  • Author / Creator
    Balazs, Gabor
  • This thesis explores theoretical, computational, and practical aspects of convex (shape-constrained) regression, providing new excess risk upper bounds, a comparison of convex regression techniques with theoretical guarantee, a novel heuristic training algorithm for max-affine representations, and applications in convex stochastic programming. The new excess risk upper bound is developed for the general empirical risk minimization setting without any shape constraints, and provides a probabilistic guarantee for cases with unbounded hypothesis classes, targets, and noise models. The strength of the general result is demonstrated by applying it to linear regression under the squared loss both for lasso and ridge regression, as well as for convex nonparametric least squares estimation, in each case allowing one to obtain near-minimax upper bounds on the risk. Next, cutting plane and alternating direction method of multipliers algorithms are compared for training the max-affine least squares estimators; estimators for which we provide explicit excess risk bounds. These techniques are also extended for the partitioned convex formulation (which is shown to enjoy optimal minimax rates). We also provide an empirical study of various heuristics for solving the non-convex optimization problem underlying the partitioned convex formulation. A novel max-affine estimator is designed, which scales well for large sample sizes and improves the generalization error of current techniques in many cases. Its training time is proportional to the adaptively set model size, making it computationally attractive for estimation problems where the target can be efficiently approximated by max-affine functions. Realistic convex regression applications are synthetized for the convex stochastic programming framework such as an energy storage optimization using a solar source with an Economy 7 tariff pricing model, as well as a multiproduct assembly problem of operating a beer brewery.

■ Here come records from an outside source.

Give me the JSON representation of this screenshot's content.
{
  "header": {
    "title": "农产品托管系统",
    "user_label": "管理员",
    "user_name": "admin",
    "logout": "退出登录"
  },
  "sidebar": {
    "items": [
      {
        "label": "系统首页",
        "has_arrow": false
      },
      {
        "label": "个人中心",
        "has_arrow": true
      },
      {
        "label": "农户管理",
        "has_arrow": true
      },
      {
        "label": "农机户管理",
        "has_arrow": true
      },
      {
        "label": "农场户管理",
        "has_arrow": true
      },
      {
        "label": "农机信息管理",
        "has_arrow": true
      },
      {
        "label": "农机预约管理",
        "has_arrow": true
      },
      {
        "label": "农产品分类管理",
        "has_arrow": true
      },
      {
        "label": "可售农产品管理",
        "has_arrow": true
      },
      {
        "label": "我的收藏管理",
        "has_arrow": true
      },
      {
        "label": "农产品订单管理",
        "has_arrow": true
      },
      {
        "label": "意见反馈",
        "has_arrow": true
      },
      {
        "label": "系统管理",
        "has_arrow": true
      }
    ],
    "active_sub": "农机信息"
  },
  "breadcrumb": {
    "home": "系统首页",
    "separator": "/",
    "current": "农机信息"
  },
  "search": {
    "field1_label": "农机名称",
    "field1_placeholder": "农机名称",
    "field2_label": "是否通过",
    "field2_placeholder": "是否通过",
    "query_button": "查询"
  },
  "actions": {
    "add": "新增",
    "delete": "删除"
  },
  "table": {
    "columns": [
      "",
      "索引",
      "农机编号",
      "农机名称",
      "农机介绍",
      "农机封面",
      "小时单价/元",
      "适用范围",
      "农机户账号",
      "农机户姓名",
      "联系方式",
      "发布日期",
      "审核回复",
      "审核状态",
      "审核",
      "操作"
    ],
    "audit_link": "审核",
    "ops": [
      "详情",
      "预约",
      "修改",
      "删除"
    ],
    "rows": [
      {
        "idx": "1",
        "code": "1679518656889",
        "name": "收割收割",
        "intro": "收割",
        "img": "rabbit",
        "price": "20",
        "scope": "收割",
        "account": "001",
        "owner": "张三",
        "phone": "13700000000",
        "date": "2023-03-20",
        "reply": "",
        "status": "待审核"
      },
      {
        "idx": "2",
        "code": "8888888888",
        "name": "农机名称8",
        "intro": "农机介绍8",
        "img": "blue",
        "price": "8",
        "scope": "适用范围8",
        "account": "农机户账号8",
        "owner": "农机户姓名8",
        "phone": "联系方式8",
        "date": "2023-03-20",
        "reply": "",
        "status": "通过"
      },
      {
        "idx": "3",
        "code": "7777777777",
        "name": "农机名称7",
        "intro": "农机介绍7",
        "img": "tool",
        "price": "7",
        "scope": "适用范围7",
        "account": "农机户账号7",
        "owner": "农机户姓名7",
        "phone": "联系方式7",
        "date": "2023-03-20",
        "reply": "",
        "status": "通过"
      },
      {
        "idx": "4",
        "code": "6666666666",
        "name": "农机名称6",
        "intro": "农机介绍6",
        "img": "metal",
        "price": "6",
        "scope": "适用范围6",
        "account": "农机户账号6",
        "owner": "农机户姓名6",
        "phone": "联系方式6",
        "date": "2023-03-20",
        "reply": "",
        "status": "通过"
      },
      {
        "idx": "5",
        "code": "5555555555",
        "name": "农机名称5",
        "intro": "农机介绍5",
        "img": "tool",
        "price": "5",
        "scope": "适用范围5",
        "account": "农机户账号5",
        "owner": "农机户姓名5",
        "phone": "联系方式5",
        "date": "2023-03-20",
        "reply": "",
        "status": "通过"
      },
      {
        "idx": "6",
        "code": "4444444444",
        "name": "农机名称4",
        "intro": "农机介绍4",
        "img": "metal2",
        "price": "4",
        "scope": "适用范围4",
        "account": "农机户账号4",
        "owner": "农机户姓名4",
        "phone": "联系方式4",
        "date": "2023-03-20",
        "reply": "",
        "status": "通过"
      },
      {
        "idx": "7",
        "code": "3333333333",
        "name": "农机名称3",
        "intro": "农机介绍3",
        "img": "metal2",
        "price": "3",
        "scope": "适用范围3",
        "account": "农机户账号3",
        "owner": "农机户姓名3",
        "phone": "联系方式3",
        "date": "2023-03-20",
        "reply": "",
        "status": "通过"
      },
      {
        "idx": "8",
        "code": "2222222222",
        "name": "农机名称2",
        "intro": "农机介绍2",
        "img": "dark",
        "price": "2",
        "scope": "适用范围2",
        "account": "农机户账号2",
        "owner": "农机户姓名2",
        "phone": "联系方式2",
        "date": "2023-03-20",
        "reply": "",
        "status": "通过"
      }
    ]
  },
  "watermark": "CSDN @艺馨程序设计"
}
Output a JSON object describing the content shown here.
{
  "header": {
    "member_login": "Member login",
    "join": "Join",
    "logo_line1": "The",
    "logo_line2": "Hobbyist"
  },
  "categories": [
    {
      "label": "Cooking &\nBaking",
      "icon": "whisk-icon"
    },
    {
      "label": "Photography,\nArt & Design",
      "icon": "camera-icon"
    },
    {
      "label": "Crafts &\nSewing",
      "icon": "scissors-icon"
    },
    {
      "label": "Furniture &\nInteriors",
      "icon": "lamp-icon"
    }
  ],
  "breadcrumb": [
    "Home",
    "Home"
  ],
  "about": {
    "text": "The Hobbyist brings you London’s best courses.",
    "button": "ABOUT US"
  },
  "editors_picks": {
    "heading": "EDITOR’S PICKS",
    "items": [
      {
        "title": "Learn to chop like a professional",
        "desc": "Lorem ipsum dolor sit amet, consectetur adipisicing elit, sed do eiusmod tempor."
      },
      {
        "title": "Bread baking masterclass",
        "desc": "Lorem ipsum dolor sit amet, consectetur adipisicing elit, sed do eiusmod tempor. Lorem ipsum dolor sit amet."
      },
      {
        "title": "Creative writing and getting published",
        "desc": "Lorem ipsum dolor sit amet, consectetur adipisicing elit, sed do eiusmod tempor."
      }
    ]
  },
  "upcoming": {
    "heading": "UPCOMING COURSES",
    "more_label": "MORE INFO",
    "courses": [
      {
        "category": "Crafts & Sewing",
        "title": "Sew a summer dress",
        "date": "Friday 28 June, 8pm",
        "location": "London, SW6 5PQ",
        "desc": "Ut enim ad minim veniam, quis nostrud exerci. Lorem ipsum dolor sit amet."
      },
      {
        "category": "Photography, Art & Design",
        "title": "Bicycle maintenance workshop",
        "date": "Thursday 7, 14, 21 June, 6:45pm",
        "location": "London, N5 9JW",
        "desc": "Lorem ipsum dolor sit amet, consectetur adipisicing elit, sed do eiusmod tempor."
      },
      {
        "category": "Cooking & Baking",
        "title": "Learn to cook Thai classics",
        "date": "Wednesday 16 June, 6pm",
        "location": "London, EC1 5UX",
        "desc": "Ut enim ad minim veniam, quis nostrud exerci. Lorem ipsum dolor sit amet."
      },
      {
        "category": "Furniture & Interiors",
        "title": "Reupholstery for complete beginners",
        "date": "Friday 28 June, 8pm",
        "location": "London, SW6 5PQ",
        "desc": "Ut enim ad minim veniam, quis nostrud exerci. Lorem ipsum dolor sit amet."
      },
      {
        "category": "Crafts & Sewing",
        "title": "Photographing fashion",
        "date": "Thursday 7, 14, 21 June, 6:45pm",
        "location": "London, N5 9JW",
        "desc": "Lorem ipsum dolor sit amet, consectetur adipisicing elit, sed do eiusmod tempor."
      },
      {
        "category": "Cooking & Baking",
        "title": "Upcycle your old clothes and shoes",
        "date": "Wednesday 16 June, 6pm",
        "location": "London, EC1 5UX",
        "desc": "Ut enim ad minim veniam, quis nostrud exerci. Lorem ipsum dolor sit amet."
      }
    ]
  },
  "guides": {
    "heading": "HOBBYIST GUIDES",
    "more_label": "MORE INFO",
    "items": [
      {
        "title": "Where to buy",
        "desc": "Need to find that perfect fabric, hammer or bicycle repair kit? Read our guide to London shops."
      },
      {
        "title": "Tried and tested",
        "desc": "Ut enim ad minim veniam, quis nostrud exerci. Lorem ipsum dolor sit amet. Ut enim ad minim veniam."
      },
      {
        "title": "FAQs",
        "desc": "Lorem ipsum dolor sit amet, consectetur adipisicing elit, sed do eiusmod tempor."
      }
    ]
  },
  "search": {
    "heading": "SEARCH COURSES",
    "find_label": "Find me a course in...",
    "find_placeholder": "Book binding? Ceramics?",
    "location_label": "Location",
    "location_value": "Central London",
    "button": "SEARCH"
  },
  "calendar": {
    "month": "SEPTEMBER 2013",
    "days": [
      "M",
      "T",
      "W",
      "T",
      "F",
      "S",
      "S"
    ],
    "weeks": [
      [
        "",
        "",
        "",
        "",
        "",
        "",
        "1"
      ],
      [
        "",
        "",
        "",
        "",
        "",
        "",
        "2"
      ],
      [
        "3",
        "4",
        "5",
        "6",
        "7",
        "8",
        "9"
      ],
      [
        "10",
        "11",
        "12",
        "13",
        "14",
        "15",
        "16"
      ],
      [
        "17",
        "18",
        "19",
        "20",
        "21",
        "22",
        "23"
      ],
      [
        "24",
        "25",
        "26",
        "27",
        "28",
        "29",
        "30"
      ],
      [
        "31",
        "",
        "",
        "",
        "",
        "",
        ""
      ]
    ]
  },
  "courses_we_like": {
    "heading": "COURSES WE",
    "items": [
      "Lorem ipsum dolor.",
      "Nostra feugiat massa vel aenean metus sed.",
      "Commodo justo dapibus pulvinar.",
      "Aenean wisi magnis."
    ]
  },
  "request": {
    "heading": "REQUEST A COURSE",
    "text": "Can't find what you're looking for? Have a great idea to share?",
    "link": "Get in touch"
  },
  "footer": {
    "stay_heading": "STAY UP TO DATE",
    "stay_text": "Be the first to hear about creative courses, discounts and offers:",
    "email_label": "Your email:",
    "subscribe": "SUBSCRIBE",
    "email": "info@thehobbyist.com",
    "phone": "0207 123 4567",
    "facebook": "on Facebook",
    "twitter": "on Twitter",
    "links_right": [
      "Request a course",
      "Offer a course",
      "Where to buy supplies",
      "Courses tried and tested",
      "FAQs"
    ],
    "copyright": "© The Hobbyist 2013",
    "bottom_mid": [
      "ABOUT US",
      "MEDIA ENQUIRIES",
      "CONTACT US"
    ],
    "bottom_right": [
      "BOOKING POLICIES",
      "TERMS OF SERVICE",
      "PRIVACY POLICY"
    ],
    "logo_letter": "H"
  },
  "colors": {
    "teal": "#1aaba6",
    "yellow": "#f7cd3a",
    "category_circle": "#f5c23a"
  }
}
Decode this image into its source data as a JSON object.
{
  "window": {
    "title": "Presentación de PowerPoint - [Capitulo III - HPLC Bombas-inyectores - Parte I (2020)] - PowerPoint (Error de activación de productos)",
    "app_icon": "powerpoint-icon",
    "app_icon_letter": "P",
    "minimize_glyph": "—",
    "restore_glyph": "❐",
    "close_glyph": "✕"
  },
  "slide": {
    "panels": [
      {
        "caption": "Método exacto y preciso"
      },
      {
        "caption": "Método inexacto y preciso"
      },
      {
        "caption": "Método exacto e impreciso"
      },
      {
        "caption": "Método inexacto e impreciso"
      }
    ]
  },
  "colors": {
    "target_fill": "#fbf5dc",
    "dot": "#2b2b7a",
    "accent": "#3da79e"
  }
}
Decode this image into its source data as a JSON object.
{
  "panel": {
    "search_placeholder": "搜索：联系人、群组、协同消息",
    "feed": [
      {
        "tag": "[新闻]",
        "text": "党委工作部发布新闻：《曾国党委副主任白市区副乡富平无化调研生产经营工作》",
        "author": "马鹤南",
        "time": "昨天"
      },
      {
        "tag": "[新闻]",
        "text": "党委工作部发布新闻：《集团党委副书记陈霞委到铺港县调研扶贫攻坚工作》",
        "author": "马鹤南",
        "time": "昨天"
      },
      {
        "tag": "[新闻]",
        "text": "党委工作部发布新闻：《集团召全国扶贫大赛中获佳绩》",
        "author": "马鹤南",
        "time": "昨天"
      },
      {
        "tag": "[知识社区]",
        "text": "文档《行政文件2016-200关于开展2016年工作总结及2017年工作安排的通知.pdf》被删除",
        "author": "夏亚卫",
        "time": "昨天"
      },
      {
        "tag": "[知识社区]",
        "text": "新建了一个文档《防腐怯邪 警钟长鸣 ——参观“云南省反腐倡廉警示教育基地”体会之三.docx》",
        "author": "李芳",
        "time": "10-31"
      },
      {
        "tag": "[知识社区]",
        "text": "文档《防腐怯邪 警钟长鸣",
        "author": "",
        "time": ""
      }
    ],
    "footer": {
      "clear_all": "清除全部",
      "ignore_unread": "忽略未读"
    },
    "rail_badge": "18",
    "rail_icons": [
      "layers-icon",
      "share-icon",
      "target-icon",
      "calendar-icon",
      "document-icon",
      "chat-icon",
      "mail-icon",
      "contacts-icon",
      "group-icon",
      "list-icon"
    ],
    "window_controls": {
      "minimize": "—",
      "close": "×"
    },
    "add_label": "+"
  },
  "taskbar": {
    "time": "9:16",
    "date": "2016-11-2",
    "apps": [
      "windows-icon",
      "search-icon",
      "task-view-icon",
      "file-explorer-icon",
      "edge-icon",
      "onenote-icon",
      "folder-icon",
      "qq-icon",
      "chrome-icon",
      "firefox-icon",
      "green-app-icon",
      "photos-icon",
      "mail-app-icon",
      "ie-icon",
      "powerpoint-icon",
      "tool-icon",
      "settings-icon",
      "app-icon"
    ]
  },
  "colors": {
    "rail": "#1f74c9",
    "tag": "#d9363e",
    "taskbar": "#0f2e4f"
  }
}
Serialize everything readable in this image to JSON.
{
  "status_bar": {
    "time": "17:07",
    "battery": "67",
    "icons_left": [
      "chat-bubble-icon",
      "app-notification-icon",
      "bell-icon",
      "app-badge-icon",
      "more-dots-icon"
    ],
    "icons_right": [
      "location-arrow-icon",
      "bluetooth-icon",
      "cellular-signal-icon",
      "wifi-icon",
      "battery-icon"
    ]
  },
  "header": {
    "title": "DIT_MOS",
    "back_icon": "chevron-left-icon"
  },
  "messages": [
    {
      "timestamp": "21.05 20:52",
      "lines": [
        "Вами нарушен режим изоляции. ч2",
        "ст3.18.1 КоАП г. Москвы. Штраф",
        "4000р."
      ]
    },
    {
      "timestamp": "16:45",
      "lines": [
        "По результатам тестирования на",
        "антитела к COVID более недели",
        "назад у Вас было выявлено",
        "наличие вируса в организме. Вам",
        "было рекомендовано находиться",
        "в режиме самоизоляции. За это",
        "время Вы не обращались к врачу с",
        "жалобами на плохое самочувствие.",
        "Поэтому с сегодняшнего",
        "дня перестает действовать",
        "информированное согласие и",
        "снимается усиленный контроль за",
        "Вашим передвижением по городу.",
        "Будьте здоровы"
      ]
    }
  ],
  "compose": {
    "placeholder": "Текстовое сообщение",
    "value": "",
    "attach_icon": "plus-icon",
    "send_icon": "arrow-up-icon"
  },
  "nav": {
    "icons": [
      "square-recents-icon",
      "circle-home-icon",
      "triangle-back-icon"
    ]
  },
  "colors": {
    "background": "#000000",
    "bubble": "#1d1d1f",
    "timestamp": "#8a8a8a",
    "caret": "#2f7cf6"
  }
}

  • Subjects / Keywords
  • Graduation date
    2016-06
  • Type of Item
    Thesis
  • Degree
    Doctor of Philosophy
  • DOI
    https://doi.org/10.7939/R3T43J98B
  • License
    This thesis is made available by the University of Alberta Libraries with permission of the copyright owner solely for non-commercial purposes. This thesis, or any portion thereof, may not otherwise be copied or reproduced without the written consent of the copyright owner, except to the extent permitted by Canadian copyright law.
  • Language
    English
  • Institution
    University of Alberta
  • Degree level
    Doctoral
  • Department
    • Department of Computing Science
  • Specialization
    • Statistical Machine Learning
  • Supervisor / co-supervisor and their department(s)
    • Schuurmans, Dale (Computing Science)
    • Szepesvari, Csaba (Computing Science)
  • Examining committee members and their departments
    • Sen, Bodhisattva (Statistics)
    • Mizera, Ivan (Mathematical and Statistical Sciences)
    • Greiner, Russ (Computing Science)
    • Gyorgy, Andras (Computing Science)